THE TASK
Scan the lines below for "Windows" and copy the matches.

EXERCISE MATERIAL
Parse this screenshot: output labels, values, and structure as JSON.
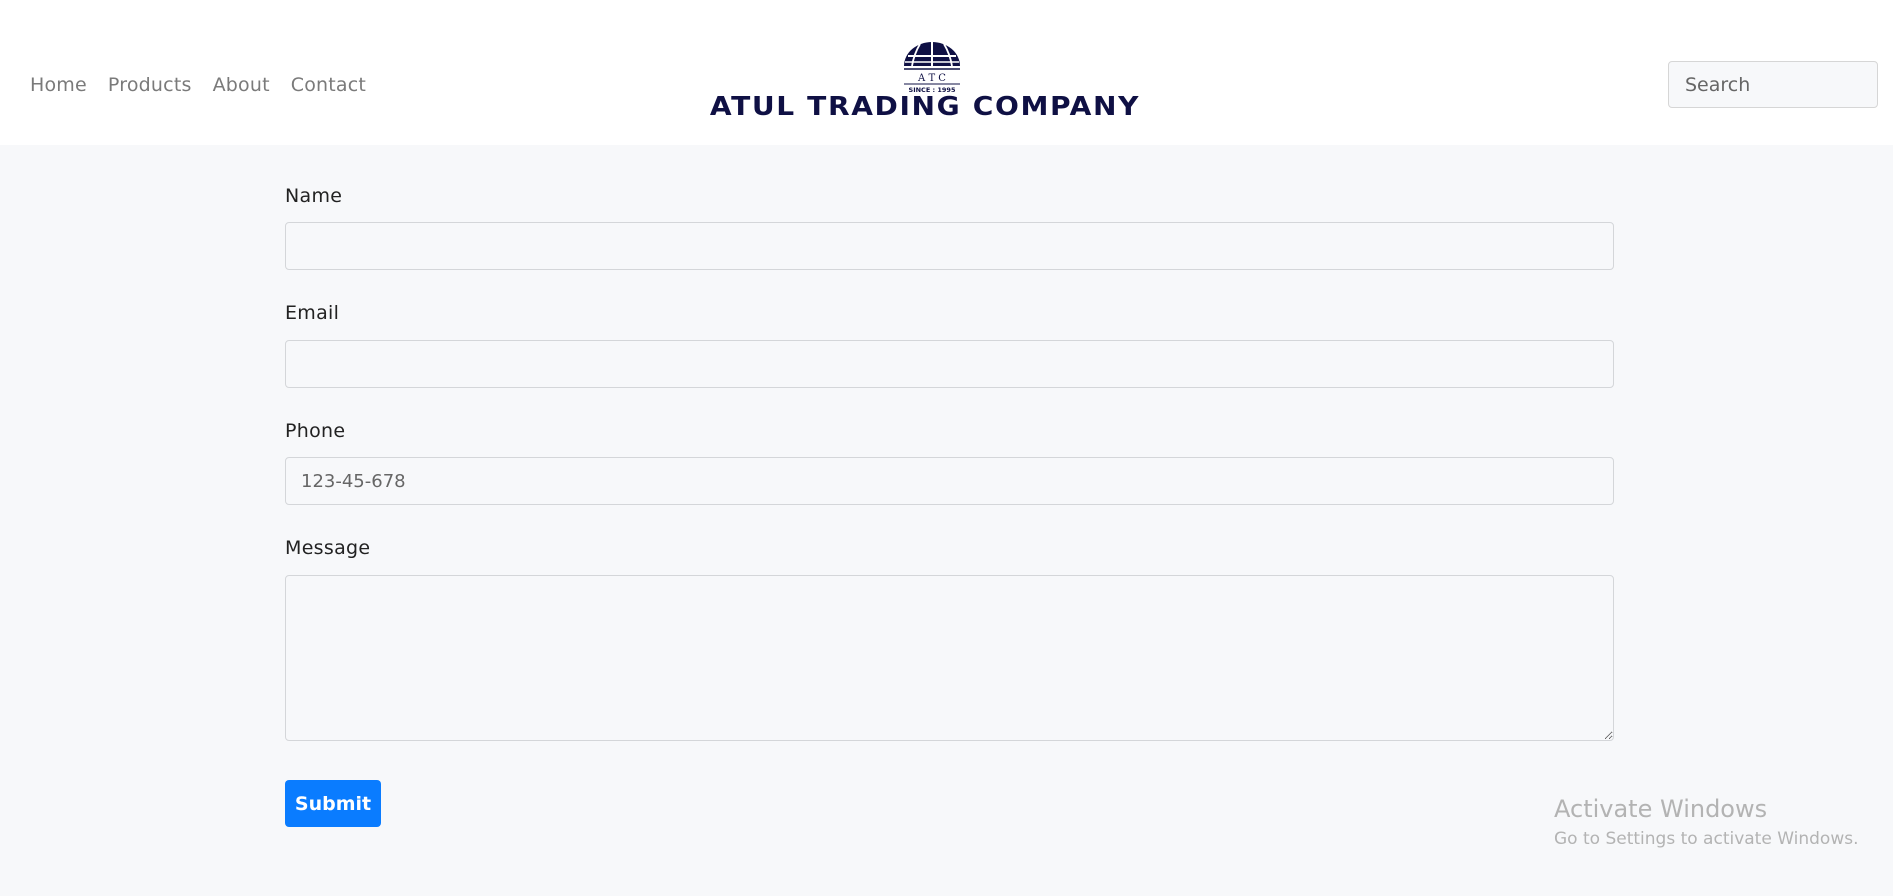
{
  "nav": {
    "items": [
      {
        "label": "Home"
      },
      {
        "label": "Products"
      },
      {
        "label": "About"
      },
      {
        "label": "Contact"
      }
    ]
  },
  "logo": {
    "emblem_letters": "A T C",
    "since": "SINCE : 1995",
    "company_name": "ATUL TRADING COMPANY",
    "color": "#0f1044"
  },
  "search": {
    "placeholder": "Search",
    "value": ""
  },
  "form": {
    "name": {
      "label": "Name",
      "placeholder": "",
      "value": ""
    },
    "email": {
      "label": "Email",
      "placeholder": "",
      "value": ""
    },
    "phone": {
      "label": "Phone",
      "placeholder": "123-45-678",
      "value": ""
    },
    "message": {
      "label": "Message",
      "placeholder": "",
      "value": ""
    },
    "submit_label": "Submit"
  },
  "watermark": {
    "title": "Activate Windows",
    "subtitle": "Go to Settings to activate Windows."
  },
  "colors": {
    "accent": "#0a7cff",
    "background": "#f7f8fa",
    "header_bg": "#ffffff",
    "nav_text": "#7a7a7a"
  }
}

WRITTEN SOLUTION
    "title": "Activate Windows",
    "subtitle": "Go to Settings to activate Windows."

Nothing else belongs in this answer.